→ **What this task involves**
In the records that follow, find each line containing "image" and copy it.

→ **Exercise data**
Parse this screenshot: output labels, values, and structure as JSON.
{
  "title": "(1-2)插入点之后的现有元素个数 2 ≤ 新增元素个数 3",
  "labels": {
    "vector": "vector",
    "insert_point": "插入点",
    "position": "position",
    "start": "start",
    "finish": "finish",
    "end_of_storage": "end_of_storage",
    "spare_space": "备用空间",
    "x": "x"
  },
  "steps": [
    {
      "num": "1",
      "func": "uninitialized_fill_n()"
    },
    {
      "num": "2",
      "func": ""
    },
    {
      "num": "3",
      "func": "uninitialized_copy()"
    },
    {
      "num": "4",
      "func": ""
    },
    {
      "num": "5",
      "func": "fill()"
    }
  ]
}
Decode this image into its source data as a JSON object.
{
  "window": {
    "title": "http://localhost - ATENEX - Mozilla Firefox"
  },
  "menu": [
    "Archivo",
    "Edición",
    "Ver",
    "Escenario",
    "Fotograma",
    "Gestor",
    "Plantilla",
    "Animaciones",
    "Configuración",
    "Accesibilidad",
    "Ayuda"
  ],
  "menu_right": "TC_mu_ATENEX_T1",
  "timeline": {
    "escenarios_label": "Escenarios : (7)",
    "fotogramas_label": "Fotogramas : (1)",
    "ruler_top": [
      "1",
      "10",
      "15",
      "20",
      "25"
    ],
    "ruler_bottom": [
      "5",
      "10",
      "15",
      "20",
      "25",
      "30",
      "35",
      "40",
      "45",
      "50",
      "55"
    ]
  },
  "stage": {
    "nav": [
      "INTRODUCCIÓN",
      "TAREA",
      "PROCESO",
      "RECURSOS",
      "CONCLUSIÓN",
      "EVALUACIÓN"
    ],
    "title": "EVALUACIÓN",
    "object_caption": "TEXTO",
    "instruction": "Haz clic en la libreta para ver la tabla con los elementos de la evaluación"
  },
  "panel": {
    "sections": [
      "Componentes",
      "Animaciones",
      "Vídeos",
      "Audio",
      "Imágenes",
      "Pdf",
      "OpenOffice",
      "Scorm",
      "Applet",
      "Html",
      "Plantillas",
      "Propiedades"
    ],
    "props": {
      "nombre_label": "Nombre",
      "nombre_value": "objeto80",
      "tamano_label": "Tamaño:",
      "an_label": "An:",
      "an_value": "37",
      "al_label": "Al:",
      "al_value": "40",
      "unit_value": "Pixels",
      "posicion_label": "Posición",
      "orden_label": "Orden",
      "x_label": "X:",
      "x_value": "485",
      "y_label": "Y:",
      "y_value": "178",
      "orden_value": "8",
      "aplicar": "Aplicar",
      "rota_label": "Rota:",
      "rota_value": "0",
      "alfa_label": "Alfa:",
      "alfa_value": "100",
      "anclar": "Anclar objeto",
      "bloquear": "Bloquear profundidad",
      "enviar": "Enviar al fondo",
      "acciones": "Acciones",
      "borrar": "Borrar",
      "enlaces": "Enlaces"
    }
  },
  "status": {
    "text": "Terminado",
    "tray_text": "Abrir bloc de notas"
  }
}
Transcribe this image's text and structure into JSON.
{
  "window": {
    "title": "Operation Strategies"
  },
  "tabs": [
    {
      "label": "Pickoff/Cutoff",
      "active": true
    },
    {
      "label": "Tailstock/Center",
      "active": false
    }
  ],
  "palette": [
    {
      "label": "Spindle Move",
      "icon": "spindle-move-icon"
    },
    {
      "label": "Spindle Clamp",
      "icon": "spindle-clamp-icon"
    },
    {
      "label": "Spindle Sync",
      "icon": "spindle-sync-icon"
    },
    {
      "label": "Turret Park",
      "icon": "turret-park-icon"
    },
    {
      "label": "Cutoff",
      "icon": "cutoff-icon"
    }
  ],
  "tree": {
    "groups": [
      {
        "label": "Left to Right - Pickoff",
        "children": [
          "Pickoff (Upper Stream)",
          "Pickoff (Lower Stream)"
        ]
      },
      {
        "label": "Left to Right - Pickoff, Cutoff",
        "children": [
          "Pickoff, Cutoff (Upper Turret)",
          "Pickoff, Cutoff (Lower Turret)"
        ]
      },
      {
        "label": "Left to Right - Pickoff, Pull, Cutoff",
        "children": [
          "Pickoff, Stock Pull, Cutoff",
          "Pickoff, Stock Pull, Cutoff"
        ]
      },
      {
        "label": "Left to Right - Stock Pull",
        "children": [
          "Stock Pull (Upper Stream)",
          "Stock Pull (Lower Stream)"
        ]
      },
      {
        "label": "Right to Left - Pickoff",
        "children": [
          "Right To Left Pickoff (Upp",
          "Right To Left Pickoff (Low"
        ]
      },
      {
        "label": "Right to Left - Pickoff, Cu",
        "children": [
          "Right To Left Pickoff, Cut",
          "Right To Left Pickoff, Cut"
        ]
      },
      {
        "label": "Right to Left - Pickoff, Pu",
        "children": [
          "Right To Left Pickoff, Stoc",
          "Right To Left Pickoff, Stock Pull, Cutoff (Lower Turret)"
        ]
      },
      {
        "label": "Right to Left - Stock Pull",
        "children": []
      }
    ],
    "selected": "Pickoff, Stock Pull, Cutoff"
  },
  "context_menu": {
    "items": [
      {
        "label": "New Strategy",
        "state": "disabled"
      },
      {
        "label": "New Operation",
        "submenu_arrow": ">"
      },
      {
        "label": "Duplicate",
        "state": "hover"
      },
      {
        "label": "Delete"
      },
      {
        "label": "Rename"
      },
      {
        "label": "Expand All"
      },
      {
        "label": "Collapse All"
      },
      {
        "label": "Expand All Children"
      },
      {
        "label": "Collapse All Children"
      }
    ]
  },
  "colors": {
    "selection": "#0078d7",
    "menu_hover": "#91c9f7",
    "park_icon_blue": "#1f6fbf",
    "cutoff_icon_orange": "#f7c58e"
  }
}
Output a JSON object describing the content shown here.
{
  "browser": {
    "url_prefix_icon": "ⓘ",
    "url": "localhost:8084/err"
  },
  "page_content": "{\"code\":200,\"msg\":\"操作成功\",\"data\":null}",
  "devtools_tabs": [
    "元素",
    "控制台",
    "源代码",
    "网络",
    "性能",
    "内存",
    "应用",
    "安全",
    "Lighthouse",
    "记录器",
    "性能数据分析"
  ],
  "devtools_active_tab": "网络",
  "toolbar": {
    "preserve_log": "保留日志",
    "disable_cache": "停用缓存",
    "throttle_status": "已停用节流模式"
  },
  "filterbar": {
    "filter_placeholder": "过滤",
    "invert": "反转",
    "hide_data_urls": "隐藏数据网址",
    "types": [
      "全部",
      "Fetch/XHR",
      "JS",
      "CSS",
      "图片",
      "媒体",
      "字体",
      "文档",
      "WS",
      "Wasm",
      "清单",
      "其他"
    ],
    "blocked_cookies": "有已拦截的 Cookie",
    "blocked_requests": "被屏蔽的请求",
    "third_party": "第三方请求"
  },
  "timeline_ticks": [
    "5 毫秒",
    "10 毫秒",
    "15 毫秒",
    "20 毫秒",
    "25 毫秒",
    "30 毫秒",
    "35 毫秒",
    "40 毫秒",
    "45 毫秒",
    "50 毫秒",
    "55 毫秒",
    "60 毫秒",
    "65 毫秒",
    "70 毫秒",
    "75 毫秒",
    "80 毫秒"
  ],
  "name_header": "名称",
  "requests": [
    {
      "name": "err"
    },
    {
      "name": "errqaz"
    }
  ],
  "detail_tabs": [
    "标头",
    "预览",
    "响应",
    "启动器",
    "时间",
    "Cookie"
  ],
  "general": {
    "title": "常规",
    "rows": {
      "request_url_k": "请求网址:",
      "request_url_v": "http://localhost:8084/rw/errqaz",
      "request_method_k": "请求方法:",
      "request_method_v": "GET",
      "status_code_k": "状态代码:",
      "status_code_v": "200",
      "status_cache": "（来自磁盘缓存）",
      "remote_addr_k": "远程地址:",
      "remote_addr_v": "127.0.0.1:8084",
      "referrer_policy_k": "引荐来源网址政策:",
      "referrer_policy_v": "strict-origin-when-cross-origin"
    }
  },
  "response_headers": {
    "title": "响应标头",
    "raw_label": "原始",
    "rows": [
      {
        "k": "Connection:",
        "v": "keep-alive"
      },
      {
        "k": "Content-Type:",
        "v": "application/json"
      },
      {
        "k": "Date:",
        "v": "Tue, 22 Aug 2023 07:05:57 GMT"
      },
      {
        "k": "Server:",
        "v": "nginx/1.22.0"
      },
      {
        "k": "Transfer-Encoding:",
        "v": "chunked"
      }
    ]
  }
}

→ **Finished exercise**
Decode this image into its source data as a JSON object.
Transcribe this image's text and structure into JSON.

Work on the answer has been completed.